Europe’s American Roots
If Pope Benedict XVI, aided by the young generation currently assembling in Cologne, succeeds in re-Christianizing Western Europe he will at the same time be making it more similar to America. In an earlier article in The Brussels Journal I pointed out that “Europe should find its roots in America.” North America was colonized by freedom loving people. Many of them had left Europe because they longed for the freedom to live according to their own conscience instead of the conscience of the centralist absolutist rulers in power across Europe.
American traditions were rooted in the political decentralism of the late Middle Ages and the Aristotelian philosophy of Saint Thomas Aquinas (1225-1274). Aquinas [biography by G.K. Chesterton – warning: protected by copyright outside of Australia] and his followers, the Scholastics, reconciled reason to religion. Chesterton wrote that Aquinas’ contribution to theology “might be called the appeal to Reason and the Authority of the Senses.” “Reason,” Aquinas said, “has a right to rule, as the representative of God in Man.” Pope Benedict agrees with this. Last week’s Newsweek points out that “Ratzinger argues that reason and humanism are at the very core of Christianity, and that is precisely why, beyond the obvious historical facts, Christianity is the true foundation of European culture and values.” It is this foundation that has been preserved in a truer form in the United States than in Europe itself, where from 1789 (the French Revolution) onwards, the state has begun to replace God. It did so, ironically, by contrasting reason to religion.
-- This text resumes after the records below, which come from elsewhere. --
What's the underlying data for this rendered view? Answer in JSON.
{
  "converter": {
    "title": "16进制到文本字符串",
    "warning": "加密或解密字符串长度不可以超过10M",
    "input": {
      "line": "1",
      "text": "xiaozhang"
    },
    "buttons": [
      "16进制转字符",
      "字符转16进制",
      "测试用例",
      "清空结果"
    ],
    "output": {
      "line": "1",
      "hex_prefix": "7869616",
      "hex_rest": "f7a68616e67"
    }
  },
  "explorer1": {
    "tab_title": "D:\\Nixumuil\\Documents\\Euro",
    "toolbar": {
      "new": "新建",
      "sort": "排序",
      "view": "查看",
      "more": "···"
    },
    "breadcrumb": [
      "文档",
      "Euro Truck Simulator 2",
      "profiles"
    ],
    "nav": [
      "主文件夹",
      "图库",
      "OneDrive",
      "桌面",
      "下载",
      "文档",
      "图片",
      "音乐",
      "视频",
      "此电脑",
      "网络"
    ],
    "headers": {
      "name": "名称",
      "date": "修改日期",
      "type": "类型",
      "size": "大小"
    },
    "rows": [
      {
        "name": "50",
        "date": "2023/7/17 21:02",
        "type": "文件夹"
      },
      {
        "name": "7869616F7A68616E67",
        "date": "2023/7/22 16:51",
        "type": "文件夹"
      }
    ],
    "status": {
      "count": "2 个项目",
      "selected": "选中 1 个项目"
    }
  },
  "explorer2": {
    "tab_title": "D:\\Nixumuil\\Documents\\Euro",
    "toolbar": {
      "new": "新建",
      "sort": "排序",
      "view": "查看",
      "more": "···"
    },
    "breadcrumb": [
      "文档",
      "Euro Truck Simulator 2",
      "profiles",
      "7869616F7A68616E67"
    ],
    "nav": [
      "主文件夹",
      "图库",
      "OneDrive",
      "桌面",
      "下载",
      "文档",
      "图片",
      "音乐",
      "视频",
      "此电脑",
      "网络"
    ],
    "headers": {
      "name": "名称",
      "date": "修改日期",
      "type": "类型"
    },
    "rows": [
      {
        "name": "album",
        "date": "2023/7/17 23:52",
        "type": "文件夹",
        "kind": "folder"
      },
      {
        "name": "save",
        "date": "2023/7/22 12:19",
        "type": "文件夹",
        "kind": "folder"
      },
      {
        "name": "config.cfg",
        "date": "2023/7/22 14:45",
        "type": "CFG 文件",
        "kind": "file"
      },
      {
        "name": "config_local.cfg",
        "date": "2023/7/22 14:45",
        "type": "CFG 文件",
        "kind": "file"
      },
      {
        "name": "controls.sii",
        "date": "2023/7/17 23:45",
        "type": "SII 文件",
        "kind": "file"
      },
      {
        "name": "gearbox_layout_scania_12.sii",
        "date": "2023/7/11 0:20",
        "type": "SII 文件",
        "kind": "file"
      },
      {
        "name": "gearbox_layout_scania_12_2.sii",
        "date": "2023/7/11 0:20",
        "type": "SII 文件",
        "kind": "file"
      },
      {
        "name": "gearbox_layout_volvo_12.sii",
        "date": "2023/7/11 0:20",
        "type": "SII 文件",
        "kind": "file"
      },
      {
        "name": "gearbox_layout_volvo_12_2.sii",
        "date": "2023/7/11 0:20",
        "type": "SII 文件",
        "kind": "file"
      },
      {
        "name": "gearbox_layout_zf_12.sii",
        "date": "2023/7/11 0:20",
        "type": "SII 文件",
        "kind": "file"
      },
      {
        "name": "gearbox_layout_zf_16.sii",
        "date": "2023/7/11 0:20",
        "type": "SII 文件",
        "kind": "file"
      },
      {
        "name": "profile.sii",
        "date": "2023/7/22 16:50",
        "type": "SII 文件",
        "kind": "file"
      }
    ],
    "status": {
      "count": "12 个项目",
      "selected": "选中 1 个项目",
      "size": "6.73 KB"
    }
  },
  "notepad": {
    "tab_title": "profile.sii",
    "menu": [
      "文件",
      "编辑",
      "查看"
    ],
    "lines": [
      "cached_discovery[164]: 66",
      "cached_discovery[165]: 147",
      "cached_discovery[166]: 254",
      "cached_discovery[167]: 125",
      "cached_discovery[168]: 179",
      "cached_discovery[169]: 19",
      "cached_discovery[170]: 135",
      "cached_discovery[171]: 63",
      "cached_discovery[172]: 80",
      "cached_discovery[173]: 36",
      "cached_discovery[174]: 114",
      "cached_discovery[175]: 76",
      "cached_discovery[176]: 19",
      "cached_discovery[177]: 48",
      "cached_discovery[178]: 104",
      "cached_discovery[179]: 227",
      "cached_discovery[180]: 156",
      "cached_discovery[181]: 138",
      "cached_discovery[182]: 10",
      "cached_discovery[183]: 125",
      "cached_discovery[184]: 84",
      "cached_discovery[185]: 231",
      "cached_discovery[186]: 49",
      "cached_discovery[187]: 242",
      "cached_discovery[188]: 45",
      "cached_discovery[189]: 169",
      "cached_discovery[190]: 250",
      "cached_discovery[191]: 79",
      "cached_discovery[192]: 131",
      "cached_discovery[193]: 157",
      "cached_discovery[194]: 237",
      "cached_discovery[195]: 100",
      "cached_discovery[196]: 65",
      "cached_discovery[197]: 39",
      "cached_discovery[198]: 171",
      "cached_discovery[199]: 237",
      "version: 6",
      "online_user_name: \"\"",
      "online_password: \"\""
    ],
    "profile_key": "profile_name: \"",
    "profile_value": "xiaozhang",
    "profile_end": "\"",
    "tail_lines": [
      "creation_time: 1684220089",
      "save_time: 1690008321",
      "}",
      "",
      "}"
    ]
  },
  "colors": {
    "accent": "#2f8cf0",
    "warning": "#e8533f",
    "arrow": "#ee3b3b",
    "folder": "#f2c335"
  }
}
Reason was seen in this sense as the need to centralize and uniformize society.
Newsweek perceives in Pope Benedict a certain “nostalgia for the Middle Ages.” This is true where it refers to a longing for a Europe that does not cut itself off from its (medieval) roots but builds on them, instead of continuing the fallacy of 1789 that has led Europe along the path of the three “G”s – Guillotine, Gas chambers and Gulag (three phenomena which America has escaped, not by coincidence) – to the present abyss at the edge of which it teeters. It is time to walk away from this abyss and return to Europe’s roots. That is what the Pope will be saying later this week in Cologne. He could also say it in different words, which he will not employ because they would be perceived as too political, but which amount to the same message: If Europe wants to regain its freedom and its sanity it should learn from American conservatism.